◆ **WORK REQUEST**
Look for the word "Output" in the records, and copy each line where it appears.

◆ **TASK INPUTS**
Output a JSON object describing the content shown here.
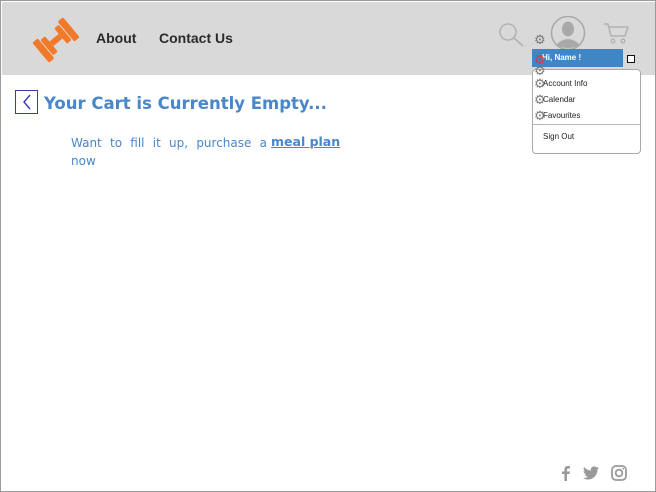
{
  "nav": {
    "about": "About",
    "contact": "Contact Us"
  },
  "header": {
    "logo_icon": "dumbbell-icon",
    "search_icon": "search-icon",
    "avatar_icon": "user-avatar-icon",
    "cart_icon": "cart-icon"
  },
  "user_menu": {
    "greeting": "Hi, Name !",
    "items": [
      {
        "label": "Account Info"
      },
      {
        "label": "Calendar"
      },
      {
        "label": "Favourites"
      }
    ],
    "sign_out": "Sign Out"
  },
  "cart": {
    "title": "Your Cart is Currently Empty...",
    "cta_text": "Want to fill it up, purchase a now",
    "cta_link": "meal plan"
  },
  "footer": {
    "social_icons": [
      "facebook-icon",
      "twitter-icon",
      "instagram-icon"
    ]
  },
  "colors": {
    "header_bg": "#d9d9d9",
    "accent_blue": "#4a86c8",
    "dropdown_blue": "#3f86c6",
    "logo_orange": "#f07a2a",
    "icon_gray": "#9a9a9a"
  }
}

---

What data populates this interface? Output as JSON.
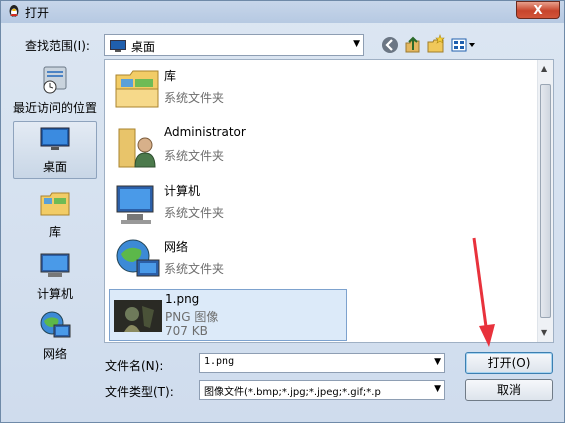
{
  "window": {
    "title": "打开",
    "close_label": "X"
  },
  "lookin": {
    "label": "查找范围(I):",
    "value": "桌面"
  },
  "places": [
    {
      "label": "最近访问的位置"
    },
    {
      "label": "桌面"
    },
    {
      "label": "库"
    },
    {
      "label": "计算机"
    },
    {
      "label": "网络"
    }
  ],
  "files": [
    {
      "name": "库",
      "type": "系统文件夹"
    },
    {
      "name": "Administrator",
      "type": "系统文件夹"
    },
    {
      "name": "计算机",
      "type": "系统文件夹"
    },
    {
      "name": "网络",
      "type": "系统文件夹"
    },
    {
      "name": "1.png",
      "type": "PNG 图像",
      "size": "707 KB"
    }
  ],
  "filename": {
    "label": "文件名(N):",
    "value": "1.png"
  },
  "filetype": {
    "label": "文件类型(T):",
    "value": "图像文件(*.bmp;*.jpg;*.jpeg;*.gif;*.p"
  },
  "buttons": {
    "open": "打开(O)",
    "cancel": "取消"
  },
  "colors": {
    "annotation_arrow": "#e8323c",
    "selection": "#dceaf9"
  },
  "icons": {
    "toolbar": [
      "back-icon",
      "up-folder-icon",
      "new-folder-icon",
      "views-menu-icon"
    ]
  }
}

◆ **WRITTEN SOLUTION**
Output a JSON object describing the content shown here.
What data populates this interface? Output as JSON.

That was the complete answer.